Another area of ambiguity is what environmental limits may actually cover. Going against the recommendations of the Government’s own report, the bill currently only lists general subject areas for which limits must be set (e.g. freshwater quality), without any precise details about what exactly limits will be set for (e.g. dissolved inorganic nitrogen).
Then there is confusion about where the level of limits should be set, as the exposure draft is silent on this point. The current drafting suggests that limits may be formulated as the “minimum biophysical state” or the “maximum amount of harm” to the environment. This potentially renders our most stable ecosystems vulnerable, by allowing further degradation to the point at which the ecosystem can take no further harm.
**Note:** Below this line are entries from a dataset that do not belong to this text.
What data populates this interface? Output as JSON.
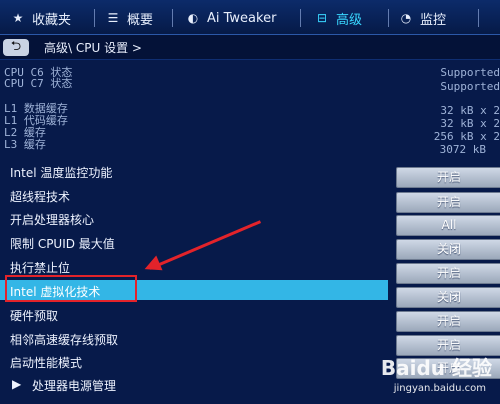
{
  "tabs": [
    {
      "label": "收藏夹",
      "icon": "star-icon"
    },
    {
      "label": "概要",
      "icon": "list-icon"
    },
    {
      "label": "Ai Tweaker",
      "icon": "tweaker-icon"
    },
    {
      "label": "高级",
      "icon": "advanced-icon"
    },
    {
      "label": "监控",
      "icon": "monitor-icon"
    }
  ],
  "breadcrumb": {
    "back_label": "⮌",
    "path": "高级\\ CPU 设置 >"
  },
  "info": [
    {
      "label": "CPU C6 状态",
      "value": "Supported"
    },
    {
      "label": "CPU C7 状态",
      "value": "Supported"
    },
    {
      "label": "L1 数据缓存",
      "value": "32 kB x 2"
    },
    {
      "label": "L1 代码缓存",
      "value": "32 kB x 2"
    },
    {
      "label": "L2 缓存",
      "value": "256 kB x 2"
    },
    {
      "label": "L3 缓存",
      "value": "3072 kB"
    }
  ],
  "settings": [
    {
      "label": "Intel 温度监控功能",
      "value": "开启"
    },
    {
      "label": "超线程技术",
      "value": "开启"
    },
    {
      "label": "开启处理器核心",
      "value": "All"
    },
    {
      "label": "限制 CPUID 最大值",
      "value": "关闭"
    },
    {
      "label": "执行禁止位",
      "value": "开启"
    },
    {
      "label": "Intel 虚拟化技术",
      "value": "关闭"
    },
    {
      "label": "硬件预取",
      "value": "开启"
    },
    {
      "label": "相邻高速缓存线预取",
      "value": "开启"
    },
    {
      "label": "启动性能模式",
      "value": "开启"
    },
    {
      "label": "处理器电源管理",
      "value": ""
    }
  ],
  "watermark": {
    "logo": "Baidu 经验",
    "url": "jingyan.baidu.com"
  },
  "colors": {
    "accent": "#39d7ff",
    "selected": "#33b6e6",
    "annotation": "#e3232a"
  }
}
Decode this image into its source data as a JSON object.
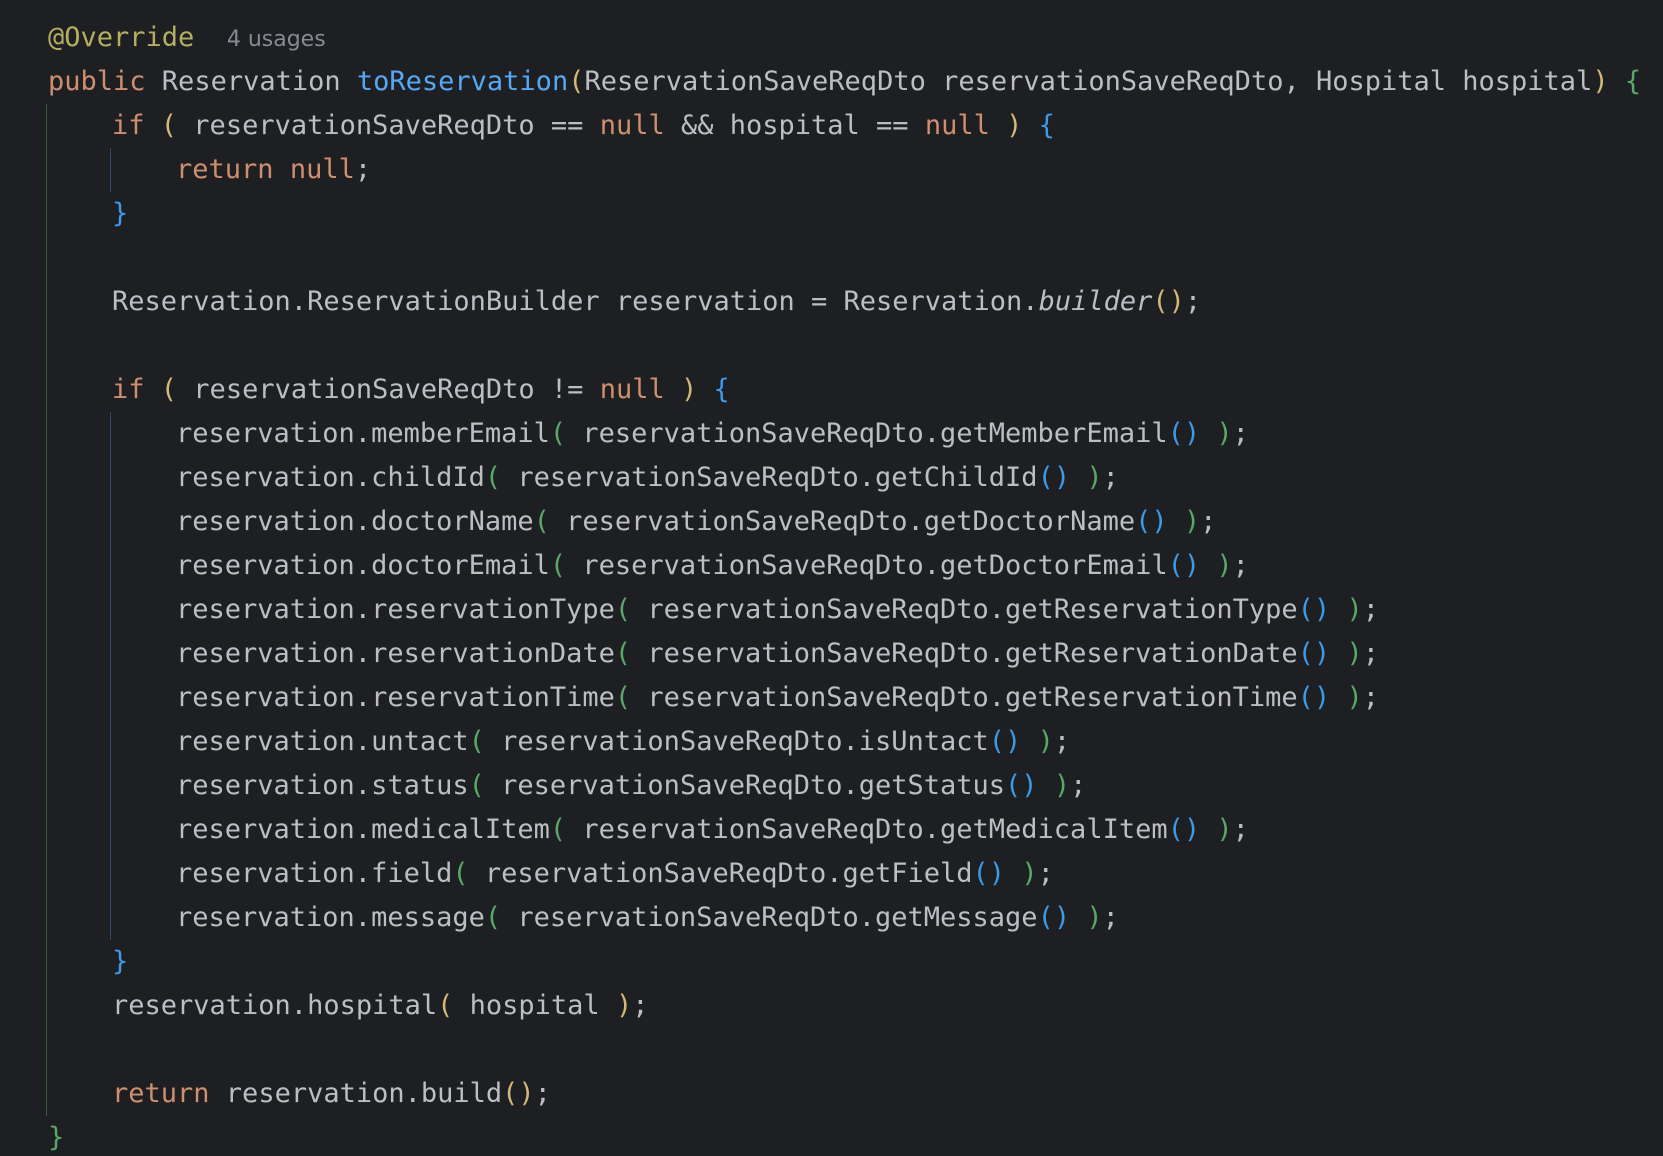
{
  "editor": {
    "colors": {
      "background": "#1e1f22",
      "default": "#bcbec4",
      "keyword": "#cf8e6d",
      "annotation": "#b3ae60",
      "method_decl": "#56a8f5",
      "inlay_hint": "#868a91",
      "brace_level1": "#59a869",
      "brace_level2": "#d5b778",
      "brace_level3": "#3d9ae8"
    },
    "lines": [
      {
        "indent": 0,
        "tokens": [
          {
            "t": "@Override",
            "c": "annotation"
          },
          {
            "t": "  ",
            "c": "default"
          },
          {
            "t": "4 usages",
            "c": "hint"
          }
        ]
      },
      {
        "indent": 0,
        "tokens": [
          {
            "t": "public",
            "c": "keyword"
          },
          {
            "t": " Reservation ",
            "c": "default"
          },
          {
            "t": "toReservation",
            "c": "method_decl"
          },
          {
            "t": "(",
            "c": "brace_level2"
          },
          {
            "t": "ReservationSaveReqDto reservationSaveReqDto, Hospital hospital",
            "c": "default"
          },
          {
            "t": ")",
            "c": "brace_level2"
          },
          {
            "t": " ",
            "c": "default"
          },
          {
            "t": "{",
            "c": "brace_level1"
          }
        ]
      },
      {
        "indent": 1,
        "tokens": [
          {
            "t": "if",
            "c": "keyword"
          },
          {
            "t": " ",
            "c": "default"
          },
          {
            "t": "(",
            "c": "brace_level2"
          },
          {
            "t": " reservationSaveReqDto == ",
            "c": "default"
          },
          {
            "t": "null",
            "c": "keyword"
          },
          {
            "t": " && hospital == ",
            "c": "default"
          },
          {
            "t": "null",
            "c": "keyword"
          },
          {
            "t": " ",
            "c": "default"
          },
          {
            "t": ")",
            "c": "brace_level2"
          },
          {
            "t": " ",
            "c": "default"
          },
          {
            "t": "{",
            "c": "brace_level3"
          }
        ]
      },
      {
        "indent": 2,
        "tokens": [
          {
            "t": "return",
            "c": "keyword"
          },
          {
            "t": " ",
            "c": "default"
          },
          {
            "t": "null",
            "c": "keyword"
          },
          {
            "t": ";",
            "c": "default"
          }
        ]
      },
      {
        "indent": 1,
        "tokens": [
          {
            "t": "}",
            "c": "brace_level3"
          }
        ]
      },
      {
        "indent": 0,
        "tokens": []
      },
      {
        "indent": 1,
        "tokens": [
          {
            "t": "Reservation.ReservationBuilder reservation = Reservation.",
            "c": "default"
          },
          {
            "t": "builder",
            "c": "italic"
          },
          {
            "t": "()",
            "c": "brace_level2"
          },
          {
            "t": ";",
            "c": "default"
          }
        ]
      },
      {
        "indent": 0,
        "tokens": []
      },
      {
        "indent": 1,
        "tokens": [
          {
            "t": "if",
            "c": "keyword"
          },
          {
            "t": " ",
            "c": "default"
          },
          {
            "t": "(",
            "c": "brace_level2"
          },
          {
            "t": " reservationSaveReqDto != ",
            "c": "default"
          },
          {
            "t": "null",
            "c": "keyword"
          },
          {
            "t": " ",
            "c": "default"
          },
          {
            "t": ")",
            "c": "brace_level2"
          },
          {
            "t": " ",
            "c": "default"
          },
          {
            "t": "{",
            "c": "brace_level3"
          }
        ]
      },
      {
        "indent": 2,
        "tokens": [
          {
            "t": "reservation.memberEmail",
            "c": "default"
          },
          {
            "t": "(",
            "c": "brace_level1"
          },
          {
            "t": " reservationSaveReqDto.getMemberEmail",
            "c": "default"
          },
          {
            "t": "()",
            "c": "brace_level3"
          },
          {
            "t": " ",
            "c": "default"
          },
          {
            "t": ")",
            "c": "brace_level1"
          },
          {
            "t": ";",
            "c": "default"
          }
        ]
      },
      {
        "indent": 2,
        "tokens": [
          {
            "t": "reservation.childId",
            "c": "default"
          },
          {
            "t": "(",
            "c": "brace_level1"
          },
          {
            "t": " reservationSaveReqDto.getChildId",
            "c": "default"
          },
          {
            "t": "()",
            "c": "brace_level3"
          },
          {
            "t": " ",
            "c": "default"
          },
          {
            "t": ")",
            "c": "brace_level1"
          },
          {
            "t": ";",
            "c": "default"
          }
        ]
      },
      {
        "indent": 2,
        "tokens": [
          {
            "t": "reservation.doctorName",
            "c": "default"
          },
          {
            "t": "(",
            "c": "brace_level1"
          },
          {
            "t": " reservationSaveReqDto.getDoctorName",
            "c": "default"
          },
          {
            "t": "()",
            "c": "brace_level3"
          },
          {
            "t": " ",
            "c": "default"
          },
          {
            "t": ")",
            "c": "brace_level1"
          },
          {
            "t": ";",
            "c": "default"
          }
        ]
      },
      {
        "indent": 2,
        "tokens": [
          {
            "t": "reservation.doctorEmail",
            "c": "default"
          },
          {
            "t": "(",
            "c": "brace_level1"
          },
          {
            "t": " reservationSaveReqDto.getDoctorEmail",
            "c": "default"
          },
          {
            "t": "()",
            "c": "brace_level3"
          },
          {
            "t": " ",
            "c": "default"
          },
          {
            "t": ")",
            "c": "brace_level1"
          },
          {
            "t": ";",
            "c": "default"
          }
        ]
      },
      {
        "indent": 2,
        "tokens": [
          {
            "t": "reservation.reservationType",
            "c": "default"
          },
          {
            "t": "(",
            "c": "brace_level1"
          },
          {
            "t": " reservationSaveReqDto.getReservationType",
            "c": "default"
          },
          {
            "t": "()",
            "c": "brace_level3"
          },
          {
            "t": " ",
            "c": "default"
          },
          {
            "t": ")",
            "c": "brace_level1"
          },
          {
            "t": ";",
            "c": "default"
          }
        ]
      },
      {
        "indent": 2,
        "tokens": [
          {
            "t": "reservation.reservationDate",
            "c": "default"
          },
          {
            "t": "(",
            "c": "brace_level1"
          },
          {
            "t": " reservationSaveReqDto.getReservationDate",
            "c": "default"
          },
          {
            "t": "()",
            "c": "brace_level3"
          },
          {
            "t": " ",
            "c": "default"
          },
          {
            "t": ")",
            "c": "brace_level1"
          },
          {
            "t": ";",
            "c": "default"
          }
        ]
      },
      {
        "indent": 2,
        "tokens": [
          {
            "t": "reservation.reservationTime",
            "c": "default"
          },
          {
            "t": "(",
            "c": "brace_level1"
          },
          {
            "t": " reservationSaveReqDto.getReservationTime",
            "c": "default"
          },
          {
            "t": "()",
            "c": "brace_level3"
          },
          {
            "t": " ",
            "c": "default"
          },
          {
            "t": ")",
            "c": "brace_level1"
          },
          {
            "t": ";",
            "c": "default"
          }
        ]
      },
      {
        "indent": 2,
        "tokens": [
          {
            "t": "reservation.untact",
            "c": "default"
          },
          {
            "t": "(",
            "c": "brace_level1"
          },
          {
            "t": " reservationSaveReqDto.isUntact",
            "c": "default"
          },
          {
            "t": "()",
            "c": "brace_level3"
          },
          {
            "t": " ",
            "c": "default"
          },
          {
            "t": ")",
            "c": "brace_level1"
          },
          {
            "t": ";",
            "c": "default"
          }
        ]
      },
      {
        "indent": 2,
        "tokens": [
          {
            "t": "reservation.status",
            "c": "default"
          },
          {
            "t": "(",
            "c": "brace_level1"
          },
          {
            "t": " reservationSaveReqDto.getStatus",
            "c": "default"
          },
          {
            "t": "()",
            "c": "brace_level3"
          },
          {
            "t": " ",
            "c": "default"
          },
          {
            "t": ")",
            "c": "brace_level1"
          },
          {
            "t": ";",
            "c": "default"
          }
        ]
      },
      {
        "indent": 2,
        "tokens": [
          {
            "t": "reservation.medicalItem",
            "c": "default"
          },
          {
            "t": "(",
            "c": "brace_level1"
          },
          {
            "t": " reservationSaveReqDto.getMedicalItem",
            "c": "default"
          },
          {
            "t": "()",
            "c": "brace_level3"
          },
          {
            "t": " ",
            "c": "default"
          },
          {
            "t": ")",
            "c": "brace_level1"
          },
          {
            "t": ";",
            "c": "default"
          }
        ]
      },
      {
        "indent": 2,
        "tokens": [
          {
            "t": "reservation.field",
            "c": "default"
          },
          {
            "t": "(",
            "c": "brace_level1"
          },
          {
            "t": " reservationSaveReqDto.getField",
            "c": "default"
          },
          {
            "t": "()",
            "c": "brace_level3"
          },
          {
            "t": " ",
            "c": "default"
          },
          {
            "t": ")",
            "c": "brace_level1"
          },
          {
            "t": ";",
            "c": "default"
          }
        ]
      },
      {
        "indent": 2,
        "tokens": [
          {
            "t": "reservation.message",
            "c": "default"
          },
          {
            "t": "(",
            "c": "brace_level1"
          },
          {
            "t": " reservationSaveReqDto.getMessage",
            "c": "default"
          },
          {
            "t": "()",
            "c": "brace_level3"
          },
          {
            "t": " ",
            "c": "default"
          },
          {
            "t": ")",
            "c": "brace_level1"
          },
          {
            "t": ";",
            "c": "default"
          }
        ]
      },
      {
        "indent": 1,
        "tokens": [
          {
            "t": "}",
            "c": "brace_level3"
          }
        ]
      },
      {
        "indent": 1,
        "tokens": [
          {
            "t": "reservation.hospital",
            "c": "default"
          },
          {
            "t": "(",
            "c": "brace_level2"
          },
          {
            "t": " hospital ",
            "c": "default"
          },
          {
            "t": ")",
            "c": "brace_level2"
          },
          {
            "t": ";",
            "c": "default"
          }
        ]
      },
      {
        "indent": 0,
        "tokens": []
      },
      {
        "indent": 1,
        "tokens": [
          {
            "t": "return",
            "c": "keyword"
          },
          {
            "t": " reservation.build",
            "c": "default"
          },
          {
            "t": "()",
            "c": "brace_level2"
          },
          {
            "t": ";",
            "c": "default"
          }
        ]
      },
      {
        "indent": 0,
        "tokens": [
          {
            "t": "}",
            "c": "brace_level1"
          }
        ]
      }
    ]
  }
}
Worse, for ecosystems that have already been pushed way beyond their limit, there’s nothing here that will drive the improvement required to get them even to the biophysical minimum.
Additionally, the exposure draft proposes that environmental limits will be set by the Minister for the Environment, but the role of independent science (including mātauranga Māori) in limit-setting is unclear. What is clear is that many submitters are skeptical of political interference in setting environmental limits. The NZ Māori Council hit the nail on the head by pointing out that having ministers set limits “will politicise this process and ultimately undermine one of the main purposes of the act”.
Clearly there’s a lot more work to be done to get this fundamental pillar of the draft bill fit-for-purpose.
If we are serious about “environmental limits” then they need to be limiting. The ordinary application of the word “limit” implies a point beyond which something may not extend, and a restriction on the size or amount of actions permissible or possible.
Environmental limits therefore need to actually restrain activities, such as conversion of Indigenous habitats, which continue to drive environmental degradation. They need to restrain detrimental activity even if it’s inconvenient for vested interests. They need to be hard limits, beyond which it is not legally possible to extend; they can’t be flexible limits ignored for the right development. If limits are not achievable or practical under current circumstances, that is good, because that is the point. But instead of then bending those limits for “business as usual”, we must be brave enough to use them as tools for fundamentally rethinking the way we do things.
It’s not always easy to pinpoint the maximum amount of harm an ecosystem can take. Ecosystems don’t respond to pressure in a linear fashion. Feedback loops and tipping points make limits hard to determine. Often, we only know once they’ve been passed. To avoid past mistakes, scientific experts must have a strong role in limit-setting and achieving what leading scientists have called a “safe operating space” for human society.
We’ve outlined a couple of options in our submission on the bill, including setting up an independent expert body similar to the Climate Commission that determines what relevant science requires. The Government’s own report on environmental limits recommended the same.
We couldn’t put it better than Federated Farmers, which argues forcefully that “environmental limits cannot be simply left to executive decision-making and political whims”.
For limits to work, the bill must be re-drafted to ensure a pivotal role for independent science. The stakes will simply not allow for anything else.
Allan Brent is a senior adviser and conservation law researcher at the Environmental Law Initiative.
Molly Robson is a communications adviser at the Environmental Law Initiative Trust.